So who's right? Well, as much as it pains me to admit, there isn't a clear answer.
My illustrious colleague and predecessor on the testing beat, Catherine Gewertz, and I teamed up to get the reaction to the memo from four testing experts (psychometricians, for you nerds out there), and their conclusion was that it's nearly impossible to say without diving into the (very) wonky technicalities of test construction. Among other things, they said, such an investigation would require an examination of the pool of test questions, and probably a look at the technical reports from last year's administration of the exam.
SBAC folks are still working on a techical analysis of the 2016-17 results.
So until we know more, the best thing to do, it seems, is to lay out the arguments—and let you, readers, guide us to what else you'd like us to look into.
Why might test scores have flattened?
McRae's and Evers' analysis relies on average gains across SBAC states' grade levels, so there's actually more variation in achievement scores than might appear on first glance. But overall it's correct in noting that scores on SBAC tests in both English/language arts and math were generally flat in the 2016-17 student year, compared to 2015-16.
There are a few ways to interpret flat scores. It could genuinely reflect a lack of growth in student learning—sometimes called the "plateau effect"—in student scores. This term refers to the fact that achievement on tests can flatten when students have gotten used to them—or after schools and teachers have picked the low-hanging instructional fruit, and are struggling to implement new teaching methods to move kids forward.

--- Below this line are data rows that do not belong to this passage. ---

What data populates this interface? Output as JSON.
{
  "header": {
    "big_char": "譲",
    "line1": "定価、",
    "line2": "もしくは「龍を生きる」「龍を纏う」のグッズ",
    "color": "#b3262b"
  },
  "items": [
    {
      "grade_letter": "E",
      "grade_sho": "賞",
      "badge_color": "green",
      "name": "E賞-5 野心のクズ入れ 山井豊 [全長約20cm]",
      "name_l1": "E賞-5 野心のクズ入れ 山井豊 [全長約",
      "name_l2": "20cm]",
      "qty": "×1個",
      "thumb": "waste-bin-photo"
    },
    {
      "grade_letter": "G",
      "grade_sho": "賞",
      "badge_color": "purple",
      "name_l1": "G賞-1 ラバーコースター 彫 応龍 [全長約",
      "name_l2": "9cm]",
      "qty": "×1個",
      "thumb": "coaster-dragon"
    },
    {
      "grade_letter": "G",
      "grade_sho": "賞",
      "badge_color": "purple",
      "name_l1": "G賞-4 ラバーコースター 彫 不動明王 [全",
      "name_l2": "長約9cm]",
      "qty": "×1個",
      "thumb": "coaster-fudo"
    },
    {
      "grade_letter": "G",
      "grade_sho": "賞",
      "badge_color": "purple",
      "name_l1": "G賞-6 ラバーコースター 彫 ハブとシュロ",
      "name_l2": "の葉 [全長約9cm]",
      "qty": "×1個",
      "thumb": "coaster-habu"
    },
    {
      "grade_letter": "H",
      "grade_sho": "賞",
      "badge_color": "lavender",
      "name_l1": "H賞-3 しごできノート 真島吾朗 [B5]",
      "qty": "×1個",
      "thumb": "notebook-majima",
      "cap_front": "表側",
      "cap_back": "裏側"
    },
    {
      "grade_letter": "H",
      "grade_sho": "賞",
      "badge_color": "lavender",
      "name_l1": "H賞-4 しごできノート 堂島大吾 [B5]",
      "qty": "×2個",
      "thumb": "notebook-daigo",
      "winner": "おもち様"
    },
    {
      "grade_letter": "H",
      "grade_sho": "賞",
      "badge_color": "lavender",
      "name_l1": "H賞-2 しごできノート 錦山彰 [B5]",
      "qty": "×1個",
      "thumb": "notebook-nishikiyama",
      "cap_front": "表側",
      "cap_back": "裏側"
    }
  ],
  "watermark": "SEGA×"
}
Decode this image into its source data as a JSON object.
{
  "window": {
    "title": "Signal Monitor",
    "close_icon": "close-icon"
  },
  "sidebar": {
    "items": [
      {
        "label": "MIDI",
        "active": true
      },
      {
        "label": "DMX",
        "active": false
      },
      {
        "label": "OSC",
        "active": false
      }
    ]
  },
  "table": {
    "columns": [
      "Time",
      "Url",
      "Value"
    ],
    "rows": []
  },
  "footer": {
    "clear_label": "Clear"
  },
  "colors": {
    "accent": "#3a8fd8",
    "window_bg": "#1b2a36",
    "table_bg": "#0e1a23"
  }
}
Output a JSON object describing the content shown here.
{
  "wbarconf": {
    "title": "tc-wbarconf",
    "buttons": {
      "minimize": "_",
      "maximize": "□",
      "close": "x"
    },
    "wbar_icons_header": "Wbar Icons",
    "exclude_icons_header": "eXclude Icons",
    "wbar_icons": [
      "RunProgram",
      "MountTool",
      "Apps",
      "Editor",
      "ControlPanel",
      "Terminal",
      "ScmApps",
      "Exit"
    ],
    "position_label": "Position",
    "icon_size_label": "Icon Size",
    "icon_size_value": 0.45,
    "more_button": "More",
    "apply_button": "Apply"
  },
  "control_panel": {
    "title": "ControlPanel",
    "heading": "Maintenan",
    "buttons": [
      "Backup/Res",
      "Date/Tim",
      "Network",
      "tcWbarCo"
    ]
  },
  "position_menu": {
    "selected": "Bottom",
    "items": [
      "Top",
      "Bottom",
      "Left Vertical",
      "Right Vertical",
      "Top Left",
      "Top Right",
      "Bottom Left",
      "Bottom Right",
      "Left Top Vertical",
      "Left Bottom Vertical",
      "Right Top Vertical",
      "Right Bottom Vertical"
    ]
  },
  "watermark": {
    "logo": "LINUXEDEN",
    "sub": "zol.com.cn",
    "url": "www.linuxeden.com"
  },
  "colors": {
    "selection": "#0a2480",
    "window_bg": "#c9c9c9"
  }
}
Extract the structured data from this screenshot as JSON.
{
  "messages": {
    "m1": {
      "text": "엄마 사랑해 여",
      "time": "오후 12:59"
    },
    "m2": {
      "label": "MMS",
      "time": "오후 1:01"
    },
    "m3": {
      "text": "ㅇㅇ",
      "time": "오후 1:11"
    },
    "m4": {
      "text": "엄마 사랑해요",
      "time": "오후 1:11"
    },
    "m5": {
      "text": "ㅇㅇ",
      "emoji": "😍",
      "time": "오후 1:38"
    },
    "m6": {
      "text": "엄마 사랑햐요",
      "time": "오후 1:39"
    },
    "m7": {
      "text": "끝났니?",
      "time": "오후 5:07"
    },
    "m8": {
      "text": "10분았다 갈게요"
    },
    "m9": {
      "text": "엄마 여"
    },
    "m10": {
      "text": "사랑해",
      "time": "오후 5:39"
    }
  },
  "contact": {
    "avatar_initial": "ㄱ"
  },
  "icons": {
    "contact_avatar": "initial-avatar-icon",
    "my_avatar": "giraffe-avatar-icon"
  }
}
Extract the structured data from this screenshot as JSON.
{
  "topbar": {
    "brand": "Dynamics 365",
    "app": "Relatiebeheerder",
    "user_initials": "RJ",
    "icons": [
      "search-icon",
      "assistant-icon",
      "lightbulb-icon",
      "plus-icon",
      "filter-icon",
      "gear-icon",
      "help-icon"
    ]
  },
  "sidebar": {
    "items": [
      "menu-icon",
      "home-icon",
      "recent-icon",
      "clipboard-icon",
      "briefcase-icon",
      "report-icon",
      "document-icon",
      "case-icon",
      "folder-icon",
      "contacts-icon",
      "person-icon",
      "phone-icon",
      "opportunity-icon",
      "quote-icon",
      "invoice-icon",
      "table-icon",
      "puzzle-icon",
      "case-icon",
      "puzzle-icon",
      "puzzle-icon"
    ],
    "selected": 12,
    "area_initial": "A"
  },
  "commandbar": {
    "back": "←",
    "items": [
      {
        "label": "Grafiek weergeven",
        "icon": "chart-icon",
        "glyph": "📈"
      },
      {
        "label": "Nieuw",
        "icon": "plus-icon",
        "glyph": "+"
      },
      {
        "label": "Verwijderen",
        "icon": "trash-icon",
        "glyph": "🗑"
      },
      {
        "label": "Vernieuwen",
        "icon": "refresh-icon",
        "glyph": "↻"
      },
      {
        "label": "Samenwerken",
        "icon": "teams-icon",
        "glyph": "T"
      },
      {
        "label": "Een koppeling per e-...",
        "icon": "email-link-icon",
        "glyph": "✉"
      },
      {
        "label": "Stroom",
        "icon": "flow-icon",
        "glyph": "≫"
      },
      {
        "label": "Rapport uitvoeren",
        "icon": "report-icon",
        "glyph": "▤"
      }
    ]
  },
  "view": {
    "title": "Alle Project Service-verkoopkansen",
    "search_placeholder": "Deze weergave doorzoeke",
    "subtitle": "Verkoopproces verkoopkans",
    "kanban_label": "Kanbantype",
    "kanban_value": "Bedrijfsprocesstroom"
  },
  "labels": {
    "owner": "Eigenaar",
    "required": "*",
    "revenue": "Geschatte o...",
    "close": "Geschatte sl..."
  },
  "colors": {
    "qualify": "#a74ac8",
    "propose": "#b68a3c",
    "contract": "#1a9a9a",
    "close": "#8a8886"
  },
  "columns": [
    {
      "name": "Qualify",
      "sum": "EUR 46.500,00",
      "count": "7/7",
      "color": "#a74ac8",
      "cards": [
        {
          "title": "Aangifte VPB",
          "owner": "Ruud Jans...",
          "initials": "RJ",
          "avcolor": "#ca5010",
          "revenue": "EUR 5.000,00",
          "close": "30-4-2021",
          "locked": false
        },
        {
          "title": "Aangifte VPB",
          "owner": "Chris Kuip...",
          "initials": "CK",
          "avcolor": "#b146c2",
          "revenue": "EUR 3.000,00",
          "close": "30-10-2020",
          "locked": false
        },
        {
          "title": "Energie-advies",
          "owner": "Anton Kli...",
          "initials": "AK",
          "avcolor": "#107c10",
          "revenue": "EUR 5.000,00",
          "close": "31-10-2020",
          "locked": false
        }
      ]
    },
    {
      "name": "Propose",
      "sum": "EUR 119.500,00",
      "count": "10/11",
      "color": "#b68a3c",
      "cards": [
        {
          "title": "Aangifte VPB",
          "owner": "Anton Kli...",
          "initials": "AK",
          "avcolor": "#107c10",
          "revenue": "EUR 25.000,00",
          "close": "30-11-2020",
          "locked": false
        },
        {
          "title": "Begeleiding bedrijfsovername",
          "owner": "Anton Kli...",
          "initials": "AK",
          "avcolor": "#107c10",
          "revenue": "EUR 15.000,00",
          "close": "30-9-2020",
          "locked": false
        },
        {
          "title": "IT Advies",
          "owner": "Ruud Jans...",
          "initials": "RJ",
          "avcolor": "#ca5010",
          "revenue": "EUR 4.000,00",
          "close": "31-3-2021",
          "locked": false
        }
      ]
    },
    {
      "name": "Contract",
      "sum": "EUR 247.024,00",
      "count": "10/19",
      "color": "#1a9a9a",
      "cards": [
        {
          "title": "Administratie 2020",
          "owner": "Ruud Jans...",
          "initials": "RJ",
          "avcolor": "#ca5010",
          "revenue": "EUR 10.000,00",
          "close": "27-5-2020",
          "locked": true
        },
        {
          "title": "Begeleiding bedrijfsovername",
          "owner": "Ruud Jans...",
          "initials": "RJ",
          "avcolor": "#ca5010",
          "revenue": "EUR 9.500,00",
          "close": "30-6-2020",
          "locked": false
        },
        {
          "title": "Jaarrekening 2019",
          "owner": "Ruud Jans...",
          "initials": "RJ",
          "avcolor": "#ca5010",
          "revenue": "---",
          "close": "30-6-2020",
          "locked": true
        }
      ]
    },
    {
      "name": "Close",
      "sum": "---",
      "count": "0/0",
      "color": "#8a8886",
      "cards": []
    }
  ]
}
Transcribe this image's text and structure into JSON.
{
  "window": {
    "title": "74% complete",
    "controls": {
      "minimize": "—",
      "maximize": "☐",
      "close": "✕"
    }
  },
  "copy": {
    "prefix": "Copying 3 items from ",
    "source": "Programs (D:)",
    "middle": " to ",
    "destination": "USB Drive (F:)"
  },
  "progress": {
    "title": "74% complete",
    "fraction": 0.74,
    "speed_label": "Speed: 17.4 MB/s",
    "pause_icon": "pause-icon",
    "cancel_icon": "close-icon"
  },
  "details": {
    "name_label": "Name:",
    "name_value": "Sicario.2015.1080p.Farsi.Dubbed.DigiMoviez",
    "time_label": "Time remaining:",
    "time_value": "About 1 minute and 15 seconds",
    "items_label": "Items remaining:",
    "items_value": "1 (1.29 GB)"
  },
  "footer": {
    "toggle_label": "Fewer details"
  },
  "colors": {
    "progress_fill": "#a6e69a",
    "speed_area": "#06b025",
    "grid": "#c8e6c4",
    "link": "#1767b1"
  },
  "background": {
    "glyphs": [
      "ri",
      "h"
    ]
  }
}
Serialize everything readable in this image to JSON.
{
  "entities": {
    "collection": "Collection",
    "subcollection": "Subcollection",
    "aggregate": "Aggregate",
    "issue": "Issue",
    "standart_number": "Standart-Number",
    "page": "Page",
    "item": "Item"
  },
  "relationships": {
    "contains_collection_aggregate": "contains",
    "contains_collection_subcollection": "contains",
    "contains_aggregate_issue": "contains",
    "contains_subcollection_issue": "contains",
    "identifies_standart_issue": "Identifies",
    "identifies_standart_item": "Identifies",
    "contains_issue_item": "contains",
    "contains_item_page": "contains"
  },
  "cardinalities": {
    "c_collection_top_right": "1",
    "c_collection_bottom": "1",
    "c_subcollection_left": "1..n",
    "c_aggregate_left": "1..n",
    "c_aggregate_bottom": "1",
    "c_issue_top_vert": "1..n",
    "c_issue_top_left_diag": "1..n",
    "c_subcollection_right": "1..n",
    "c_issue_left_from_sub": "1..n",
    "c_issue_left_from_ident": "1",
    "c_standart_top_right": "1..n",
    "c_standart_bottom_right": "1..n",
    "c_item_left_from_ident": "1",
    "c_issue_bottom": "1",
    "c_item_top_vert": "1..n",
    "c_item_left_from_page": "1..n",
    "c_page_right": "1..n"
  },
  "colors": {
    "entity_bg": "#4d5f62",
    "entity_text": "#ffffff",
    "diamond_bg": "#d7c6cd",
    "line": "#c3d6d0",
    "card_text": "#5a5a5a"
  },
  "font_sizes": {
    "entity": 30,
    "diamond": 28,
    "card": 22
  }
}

But the argument the critics are making is a different one: that there is a technical problem, something wrong with how the test is measuring student learning. In the memo, they suggest that perhaps the test isn't sensitive to the full range of student abilities. If you don't have enough questions to measure knowledge among the subset of students who are particularly high- or low-scoring, then you might lose the ability to capture their learning growth, they say. And the SBAC's test is adaptive—it adjusts to each test-taker's ability level—which means that you need more items, generally speaking, than on a "fixed form" test, where most kids take the same set of questions.
How is SBAC responding?
SBAC folks say they take the concerns seriously and are testing a variety of theories on the flat results.
But they reject the hypothesis that the flat scores is a function of the number of test items or the test's adaptive nature. Why? Because the consortia actually added test questions to Smarter Balanced's item bank in the 2016-17 school year, including some on the easier end of the scale, they said.
There is some evidence to back this up. A report on SBAC's website shows that it added about a third more items to the bank; and according to that report, simulations showed that they were easier items. An appendix at the back of the report also shows the range of item difficulty for the test at each grade.
SBAC Executive Director Tony Alpert said that one of the things the group is looking at is whether individual test items are performing as they did in field testing—whether they are really as "easy" or "hard" as results from those pilots indicated.
SBAC will be releasing a report around March that should contain more technical information on test-item performance, he said. (The full technical report from the 2016-17 SBAC is due out in August.)
So that's where we are for now. I'll be looking forward to seeing these forthcoming reports—but as always, we'd love to hear if there's anything else you want to know about this situation. I'm sure SBAC folks will want to know, too.